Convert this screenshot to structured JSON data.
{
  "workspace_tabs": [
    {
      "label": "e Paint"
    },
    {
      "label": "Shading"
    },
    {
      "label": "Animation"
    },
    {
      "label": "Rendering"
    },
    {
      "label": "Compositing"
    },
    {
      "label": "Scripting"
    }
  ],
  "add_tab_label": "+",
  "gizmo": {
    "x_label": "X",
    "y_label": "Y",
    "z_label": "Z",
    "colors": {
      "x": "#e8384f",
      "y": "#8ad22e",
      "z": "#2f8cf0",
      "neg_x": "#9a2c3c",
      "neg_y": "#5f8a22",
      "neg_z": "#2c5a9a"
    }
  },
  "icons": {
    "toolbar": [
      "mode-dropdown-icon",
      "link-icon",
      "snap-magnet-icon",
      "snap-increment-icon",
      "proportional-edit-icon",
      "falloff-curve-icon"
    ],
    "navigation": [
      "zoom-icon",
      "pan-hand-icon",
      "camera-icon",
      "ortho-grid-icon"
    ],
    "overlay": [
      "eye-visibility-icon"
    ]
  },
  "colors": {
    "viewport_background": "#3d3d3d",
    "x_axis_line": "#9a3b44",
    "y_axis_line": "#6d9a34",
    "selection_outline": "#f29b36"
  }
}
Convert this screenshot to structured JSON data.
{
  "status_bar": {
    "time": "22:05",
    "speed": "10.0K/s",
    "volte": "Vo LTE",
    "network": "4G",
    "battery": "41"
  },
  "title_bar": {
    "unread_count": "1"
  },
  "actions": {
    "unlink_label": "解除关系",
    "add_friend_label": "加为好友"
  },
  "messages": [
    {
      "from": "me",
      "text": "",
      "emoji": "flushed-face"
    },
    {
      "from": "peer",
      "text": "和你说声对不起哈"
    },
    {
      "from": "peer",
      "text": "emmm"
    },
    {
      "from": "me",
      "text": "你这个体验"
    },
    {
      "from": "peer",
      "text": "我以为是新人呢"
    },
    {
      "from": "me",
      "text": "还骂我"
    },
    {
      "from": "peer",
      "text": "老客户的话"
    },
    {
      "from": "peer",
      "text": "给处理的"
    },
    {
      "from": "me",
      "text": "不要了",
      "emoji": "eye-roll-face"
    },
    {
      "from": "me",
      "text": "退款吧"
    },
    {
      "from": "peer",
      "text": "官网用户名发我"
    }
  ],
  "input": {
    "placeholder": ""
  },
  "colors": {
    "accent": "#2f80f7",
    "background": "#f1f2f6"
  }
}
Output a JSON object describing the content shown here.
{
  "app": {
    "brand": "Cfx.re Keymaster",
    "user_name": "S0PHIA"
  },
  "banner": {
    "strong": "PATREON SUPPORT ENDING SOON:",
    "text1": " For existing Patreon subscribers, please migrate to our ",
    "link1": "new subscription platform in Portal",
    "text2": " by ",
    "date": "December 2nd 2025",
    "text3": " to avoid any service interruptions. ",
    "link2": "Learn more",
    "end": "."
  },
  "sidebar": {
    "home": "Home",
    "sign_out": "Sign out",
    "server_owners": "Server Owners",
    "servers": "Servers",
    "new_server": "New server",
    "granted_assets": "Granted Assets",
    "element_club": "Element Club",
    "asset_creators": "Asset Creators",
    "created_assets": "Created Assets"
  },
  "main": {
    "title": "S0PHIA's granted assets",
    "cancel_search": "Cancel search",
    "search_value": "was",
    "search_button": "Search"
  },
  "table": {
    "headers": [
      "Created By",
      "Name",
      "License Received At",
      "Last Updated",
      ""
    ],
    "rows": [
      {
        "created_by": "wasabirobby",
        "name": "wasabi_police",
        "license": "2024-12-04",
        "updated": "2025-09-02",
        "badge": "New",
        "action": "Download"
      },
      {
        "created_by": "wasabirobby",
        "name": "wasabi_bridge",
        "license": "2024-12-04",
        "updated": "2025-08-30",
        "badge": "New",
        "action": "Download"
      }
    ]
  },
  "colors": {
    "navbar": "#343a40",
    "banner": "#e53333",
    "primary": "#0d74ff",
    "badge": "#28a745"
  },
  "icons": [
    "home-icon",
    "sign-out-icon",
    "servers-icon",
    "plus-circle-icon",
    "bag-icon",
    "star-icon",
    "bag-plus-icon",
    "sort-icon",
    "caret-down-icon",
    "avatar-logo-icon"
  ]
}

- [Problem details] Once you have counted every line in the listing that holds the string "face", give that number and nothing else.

- [Response area] 2